Nanofabrication may be useful in biology, but the process can also take inspiration from nature. One mechanism, roller-based continuous processing of materials, has several biomimetic products. This mechanism provides high throughput and also sidesteps the space restriction inherent in using silicon wafers. The roller process works well with flexible substrates, such as plastics, which can create both lightweight and cost-effective products. Initial commercial adopters of the process use it for optical films. Single-layer nanopattems are directly imprinted onto the plastic film, endowing the material with improved optical performance. Creating functionality directly onto plastics also opens up many opportunities for emerging applications.
One example I have worked on with my colleagues is an antireflection film roller imprinted with nanostructures modeled after the moth eye. Compared to traditional coating-based antireflection surfaces, the nanostructures give these optical films a broader wavelength and wider operating angle while keeping reflectivity at a minimal level.
Our most recent work takes inspiration from rose petals, which at the nano scale are covered in uniformly distributed conical profusions. Polymers roller-imprinted with similar patterns pin water droplets in place, even when turned upside down. Potential applications include greenhouses, where condensation control is important for healthy plant growth, and dew collection as a source of water in arid regions. In genomics studies, high-quality protein crystals are often grown using hanging drops; nano-imprinted surfaces could increase the yield of such a process by allowing more uniform and controllable droplets.
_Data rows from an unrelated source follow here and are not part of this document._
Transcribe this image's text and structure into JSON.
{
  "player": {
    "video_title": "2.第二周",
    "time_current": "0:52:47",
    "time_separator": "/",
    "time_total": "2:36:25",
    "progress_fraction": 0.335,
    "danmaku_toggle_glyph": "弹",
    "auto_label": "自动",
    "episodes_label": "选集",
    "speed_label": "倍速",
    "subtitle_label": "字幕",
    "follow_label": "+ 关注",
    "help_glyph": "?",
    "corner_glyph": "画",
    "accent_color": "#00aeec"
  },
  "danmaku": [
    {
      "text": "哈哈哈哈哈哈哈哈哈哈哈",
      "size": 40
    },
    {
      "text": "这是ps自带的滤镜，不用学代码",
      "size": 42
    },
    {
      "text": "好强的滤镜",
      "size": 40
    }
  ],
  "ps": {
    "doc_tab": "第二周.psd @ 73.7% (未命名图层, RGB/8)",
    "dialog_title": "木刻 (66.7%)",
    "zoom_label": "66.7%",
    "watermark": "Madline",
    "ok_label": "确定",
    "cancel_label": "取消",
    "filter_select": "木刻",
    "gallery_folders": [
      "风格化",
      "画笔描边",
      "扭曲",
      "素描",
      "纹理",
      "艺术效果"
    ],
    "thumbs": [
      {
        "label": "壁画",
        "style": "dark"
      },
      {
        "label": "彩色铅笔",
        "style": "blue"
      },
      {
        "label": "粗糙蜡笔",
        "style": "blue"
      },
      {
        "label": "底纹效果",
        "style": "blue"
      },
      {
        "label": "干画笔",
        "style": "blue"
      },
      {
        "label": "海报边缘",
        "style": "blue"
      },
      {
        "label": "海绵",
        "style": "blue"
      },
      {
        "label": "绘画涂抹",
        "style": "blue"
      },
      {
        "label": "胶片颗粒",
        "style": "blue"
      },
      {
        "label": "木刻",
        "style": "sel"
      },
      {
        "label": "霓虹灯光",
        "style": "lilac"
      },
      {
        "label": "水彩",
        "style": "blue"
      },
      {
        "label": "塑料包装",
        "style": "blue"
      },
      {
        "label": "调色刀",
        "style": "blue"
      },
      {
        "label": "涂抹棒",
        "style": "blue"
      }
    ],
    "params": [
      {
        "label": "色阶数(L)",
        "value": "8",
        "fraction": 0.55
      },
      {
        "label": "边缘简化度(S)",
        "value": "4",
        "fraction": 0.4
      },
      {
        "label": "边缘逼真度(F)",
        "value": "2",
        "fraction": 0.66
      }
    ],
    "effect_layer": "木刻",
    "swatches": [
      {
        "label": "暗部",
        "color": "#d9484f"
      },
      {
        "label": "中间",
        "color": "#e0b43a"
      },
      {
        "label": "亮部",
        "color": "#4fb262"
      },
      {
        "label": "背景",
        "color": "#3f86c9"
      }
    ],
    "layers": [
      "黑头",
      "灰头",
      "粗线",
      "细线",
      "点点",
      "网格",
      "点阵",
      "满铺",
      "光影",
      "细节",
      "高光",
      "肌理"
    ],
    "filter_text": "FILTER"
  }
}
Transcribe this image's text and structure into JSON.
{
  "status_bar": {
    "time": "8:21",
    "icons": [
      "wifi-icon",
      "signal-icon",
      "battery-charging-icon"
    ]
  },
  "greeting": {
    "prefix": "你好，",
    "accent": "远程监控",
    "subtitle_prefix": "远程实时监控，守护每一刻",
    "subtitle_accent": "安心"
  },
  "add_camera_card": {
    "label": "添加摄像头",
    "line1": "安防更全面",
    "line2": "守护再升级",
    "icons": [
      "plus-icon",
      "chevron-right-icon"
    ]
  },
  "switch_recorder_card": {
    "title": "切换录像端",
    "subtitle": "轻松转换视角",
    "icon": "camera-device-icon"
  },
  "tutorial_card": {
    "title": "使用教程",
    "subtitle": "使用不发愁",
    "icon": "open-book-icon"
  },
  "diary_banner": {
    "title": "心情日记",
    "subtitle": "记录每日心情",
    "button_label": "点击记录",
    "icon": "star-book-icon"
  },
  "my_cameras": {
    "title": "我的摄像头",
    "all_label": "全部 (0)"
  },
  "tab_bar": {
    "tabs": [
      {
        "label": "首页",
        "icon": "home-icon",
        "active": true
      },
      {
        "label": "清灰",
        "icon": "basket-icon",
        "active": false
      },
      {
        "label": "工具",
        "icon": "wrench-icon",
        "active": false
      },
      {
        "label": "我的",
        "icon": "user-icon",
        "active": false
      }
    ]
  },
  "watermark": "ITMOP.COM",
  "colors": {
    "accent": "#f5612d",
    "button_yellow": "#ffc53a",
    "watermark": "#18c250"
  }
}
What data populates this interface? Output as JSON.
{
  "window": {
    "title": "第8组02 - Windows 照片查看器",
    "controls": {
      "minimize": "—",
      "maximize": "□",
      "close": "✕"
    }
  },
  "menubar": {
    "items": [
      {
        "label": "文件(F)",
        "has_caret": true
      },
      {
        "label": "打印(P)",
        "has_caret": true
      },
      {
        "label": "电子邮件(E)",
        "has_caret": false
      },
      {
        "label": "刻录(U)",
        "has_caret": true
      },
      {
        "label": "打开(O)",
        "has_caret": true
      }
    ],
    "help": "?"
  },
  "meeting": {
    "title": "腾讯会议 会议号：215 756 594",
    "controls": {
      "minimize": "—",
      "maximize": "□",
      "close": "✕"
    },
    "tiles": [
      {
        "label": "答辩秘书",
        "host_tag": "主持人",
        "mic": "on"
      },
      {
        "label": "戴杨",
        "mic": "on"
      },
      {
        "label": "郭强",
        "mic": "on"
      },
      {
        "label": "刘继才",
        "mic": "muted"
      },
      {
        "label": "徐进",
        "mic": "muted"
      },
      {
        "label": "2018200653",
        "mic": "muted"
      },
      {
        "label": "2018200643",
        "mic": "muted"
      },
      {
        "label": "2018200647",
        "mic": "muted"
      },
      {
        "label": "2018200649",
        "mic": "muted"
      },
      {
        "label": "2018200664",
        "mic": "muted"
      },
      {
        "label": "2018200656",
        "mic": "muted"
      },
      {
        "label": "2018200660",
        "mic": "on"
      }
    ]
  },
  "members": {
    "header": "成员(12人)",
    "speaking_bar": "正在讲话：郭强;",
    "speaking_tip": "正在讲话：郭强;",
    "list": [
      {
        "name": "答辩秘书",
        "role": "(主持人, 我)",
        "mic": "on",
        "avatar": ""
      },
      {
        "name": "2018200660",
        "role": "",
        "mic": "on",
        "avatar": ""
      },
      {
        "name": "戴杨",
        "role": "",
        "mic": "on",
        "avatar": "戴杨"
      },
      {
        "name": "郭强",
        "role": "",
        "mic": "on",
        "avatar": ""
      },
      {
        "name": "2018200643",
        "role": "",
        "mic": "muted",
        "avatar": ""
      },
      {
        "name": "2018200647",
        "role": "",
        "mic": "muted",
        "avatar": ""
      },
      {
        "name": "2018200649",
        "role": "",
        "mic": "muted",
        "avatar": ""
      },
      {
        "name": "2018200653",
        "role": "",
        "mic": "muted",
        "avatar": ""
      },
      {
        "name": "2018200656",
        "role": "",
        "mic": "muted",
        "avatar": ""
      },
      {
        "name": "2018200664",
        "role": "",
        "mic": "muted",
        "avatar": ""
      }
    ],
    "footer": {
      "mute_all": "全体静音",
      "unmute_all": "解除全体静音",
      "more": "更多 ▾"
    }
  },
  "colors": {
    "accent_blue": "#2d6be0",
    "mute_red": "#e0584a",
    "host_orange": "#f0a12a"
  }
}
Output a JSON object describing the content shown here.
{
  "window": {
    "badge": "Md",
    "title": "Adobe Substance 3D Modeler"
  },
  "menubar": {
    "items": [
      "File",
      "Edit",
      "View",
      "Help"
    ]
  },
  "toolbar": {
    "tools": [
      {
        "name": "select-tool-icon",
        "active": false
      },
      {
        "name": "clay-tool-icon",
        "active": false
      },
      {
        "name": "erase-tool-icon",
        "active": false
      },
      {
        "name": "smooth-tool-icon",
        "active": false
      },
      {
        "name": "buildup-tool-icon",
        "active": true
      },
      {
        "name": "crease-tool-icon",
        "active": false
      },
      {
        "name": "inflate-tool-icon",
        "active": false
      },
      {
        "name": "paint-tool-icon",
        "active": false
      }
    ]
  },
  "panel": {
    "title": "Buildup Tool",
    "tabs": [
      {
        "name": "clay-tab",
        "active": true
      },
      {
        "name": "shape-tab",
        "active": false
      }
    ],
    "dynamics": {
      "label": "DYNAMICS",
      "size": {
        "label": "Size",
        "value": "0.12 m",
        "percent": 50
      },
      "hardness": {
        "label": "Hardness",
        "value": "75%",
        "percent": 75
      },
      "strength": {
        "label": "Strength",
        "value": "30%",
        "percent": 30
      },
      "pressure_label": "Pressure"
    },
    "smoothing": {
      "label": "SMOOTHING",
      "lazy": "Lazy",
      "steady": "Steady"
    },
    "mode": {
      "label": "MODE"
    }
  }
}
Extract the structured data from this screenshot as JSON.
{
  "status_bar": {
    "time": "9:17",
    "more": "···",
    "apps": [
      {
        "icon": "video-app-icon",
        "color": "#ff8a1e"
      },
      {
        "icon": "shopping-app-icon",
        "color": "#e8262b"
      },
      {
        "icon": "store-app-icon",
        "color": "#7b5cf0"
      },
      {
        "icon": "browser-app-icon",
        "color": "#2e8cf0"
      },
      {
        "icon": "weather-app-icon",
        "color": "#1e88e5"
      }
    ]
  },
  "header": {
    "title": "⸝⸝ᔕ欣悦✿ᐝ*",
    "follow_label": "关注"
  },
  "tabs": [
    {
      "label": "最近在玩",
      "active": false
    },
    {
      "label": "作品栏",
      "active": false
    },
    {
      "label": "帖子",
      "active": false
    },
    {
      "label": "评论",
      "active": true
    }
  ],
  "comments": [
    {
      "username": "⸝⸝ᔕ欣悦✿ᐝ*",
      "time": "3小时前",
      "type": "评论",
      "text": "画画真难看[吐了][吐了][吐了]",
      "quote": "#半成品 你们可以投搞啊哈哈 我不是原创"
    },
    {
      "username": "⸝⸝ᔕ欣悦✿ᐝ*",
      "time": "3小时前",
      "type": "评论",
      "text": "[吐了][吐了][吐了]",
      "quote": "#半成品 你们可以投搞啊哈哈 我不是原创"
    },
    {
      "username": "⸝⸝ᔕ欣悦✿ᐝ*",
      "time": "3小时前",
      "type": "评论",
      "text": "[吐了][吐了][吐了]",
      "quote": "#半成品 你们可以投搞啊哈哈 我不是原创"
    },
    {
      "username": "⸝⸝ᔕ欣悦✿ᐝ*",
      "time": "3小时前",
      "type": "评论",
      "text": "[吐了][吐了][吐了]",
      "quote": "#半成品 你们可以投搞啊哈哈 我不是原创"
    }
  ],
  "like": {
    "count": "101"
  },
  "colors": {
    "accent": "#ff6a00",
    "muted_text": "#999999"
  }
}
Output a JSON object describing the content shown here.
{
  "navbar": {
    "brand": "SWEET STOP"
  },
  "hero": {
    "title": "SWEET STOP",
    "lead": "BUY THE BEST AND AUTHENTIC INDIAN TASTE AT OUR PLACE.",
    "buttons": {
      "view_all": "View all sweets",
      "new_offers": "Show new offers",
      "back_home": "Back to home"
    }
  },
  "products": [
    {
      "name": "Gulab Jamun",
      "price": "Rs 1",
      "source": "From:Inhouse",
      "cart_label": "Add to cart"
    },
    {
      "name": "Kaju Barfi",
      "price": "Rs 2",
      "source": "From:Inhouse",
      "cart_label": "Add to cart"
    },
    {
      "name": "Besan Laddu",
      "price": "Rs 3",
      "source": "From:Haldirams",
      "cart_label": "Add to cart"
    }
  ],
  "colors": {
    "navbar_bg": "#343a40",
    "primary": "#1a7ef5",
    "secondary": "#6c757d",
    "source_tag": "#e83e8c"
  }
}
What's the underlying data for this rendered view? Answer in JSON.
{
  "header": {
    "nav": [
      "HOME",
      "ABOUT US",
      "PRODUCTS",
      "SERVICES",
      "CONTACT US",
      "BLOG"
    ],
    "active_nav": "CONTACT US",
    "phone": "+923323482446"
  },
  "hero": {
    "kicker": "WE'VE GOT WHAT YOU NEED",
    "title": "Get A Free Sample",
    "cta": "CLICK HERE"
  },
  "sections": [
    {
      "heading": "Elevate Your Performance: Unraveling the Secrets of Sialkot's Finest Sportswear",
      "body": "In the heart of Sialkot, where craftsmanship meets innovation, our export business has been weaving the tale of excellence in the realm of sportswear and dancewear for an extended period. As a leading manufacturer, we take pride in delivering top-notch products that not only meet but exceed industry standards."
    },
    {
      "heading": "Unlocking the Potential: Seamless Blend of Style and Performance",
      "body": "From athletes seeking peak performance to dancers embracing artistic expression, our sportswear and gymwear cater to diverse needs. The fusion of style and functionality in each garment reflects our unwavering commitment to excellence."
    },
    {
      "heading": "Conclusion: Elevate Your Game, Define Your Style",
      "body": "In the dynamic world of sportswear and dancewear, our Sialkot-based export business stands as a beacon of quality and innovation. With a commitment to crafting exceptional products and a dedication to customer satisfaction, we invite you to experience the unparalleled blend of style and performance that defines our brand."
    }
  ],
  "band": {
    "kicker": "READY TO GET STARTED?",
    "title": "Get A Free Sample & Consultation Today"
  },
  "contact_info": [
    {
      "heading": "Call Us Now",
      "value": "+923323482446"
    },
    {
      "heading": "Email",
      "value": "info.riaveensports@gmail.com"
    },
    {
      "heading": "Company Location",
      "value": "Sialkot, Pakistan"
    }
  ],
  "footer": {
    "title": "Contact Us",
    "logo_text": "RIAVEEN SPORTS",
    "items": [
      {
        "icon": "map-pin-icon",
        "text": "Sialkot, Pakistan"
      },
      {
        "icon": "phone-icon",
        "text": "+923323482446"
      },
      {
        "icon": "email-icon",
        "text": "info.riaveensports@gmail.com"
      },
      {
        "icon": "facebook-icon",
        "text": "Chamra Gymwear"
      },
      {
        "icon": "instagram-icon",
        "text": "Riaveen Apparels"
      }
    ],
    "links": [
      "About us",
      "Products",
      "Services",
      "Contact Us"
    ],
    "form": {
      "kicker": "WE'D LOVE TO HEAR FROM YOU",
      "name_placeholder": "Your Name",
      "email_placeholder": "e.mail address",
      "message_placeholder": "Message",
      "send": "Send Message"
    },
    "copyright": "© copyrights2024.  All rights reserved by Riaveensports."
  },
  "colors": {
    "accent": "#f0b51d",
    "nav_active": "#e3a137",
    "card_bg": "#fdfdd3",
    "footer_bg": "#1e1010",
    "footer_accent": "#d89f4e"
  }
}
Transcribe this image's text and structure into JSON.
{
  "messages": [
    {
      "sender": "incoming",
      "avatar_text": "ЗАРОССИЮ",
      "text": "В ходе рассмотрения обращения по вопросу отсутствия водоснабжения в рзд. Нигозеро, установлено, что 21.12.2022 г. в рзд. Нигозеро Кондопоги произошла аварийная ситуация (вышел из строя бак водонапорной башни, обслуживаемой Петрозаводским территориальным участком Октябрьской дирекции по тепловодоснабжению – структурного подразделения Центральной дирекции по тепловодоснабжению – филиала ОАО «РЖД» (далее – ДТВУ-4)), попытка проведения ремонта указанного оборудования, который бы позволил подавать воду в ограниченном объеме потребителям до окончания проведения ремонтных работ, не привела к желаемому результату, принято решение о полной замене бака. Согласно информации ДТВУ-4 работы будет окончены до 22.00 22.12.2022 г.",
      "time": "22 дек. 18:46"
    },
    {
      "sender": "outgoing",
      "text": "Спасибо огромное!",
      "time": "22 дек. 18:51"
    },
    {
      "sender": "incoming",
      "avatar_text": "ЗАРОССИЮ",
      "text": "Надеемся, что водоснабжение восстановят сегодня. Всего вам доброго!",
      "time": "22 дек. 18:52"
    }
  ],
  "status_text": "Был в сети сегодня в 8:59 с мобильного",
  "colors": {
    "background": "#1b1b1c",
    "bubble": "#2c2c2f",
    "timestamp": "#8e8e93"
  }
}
Some futuristic applications are also on the horizon. Another project my collaborators and I worked on, now being commercialized by the company Nanoveu, patterns lenticular lenses onto plastic film to create a transparent overlay for mobile device screens that creates a 3D image without the need for special glasses. Similarly, groups such as WaveFront Technology are working on depositing a metal grid of nanowires onto films, creating a polarizing effect on the plastic, which can be used in wearable display devices. Roller-type nanoimprinting could be the technology finally to make such long-anticipated products sufficiently affordable, lightweight, and high performance that they could become commonplace.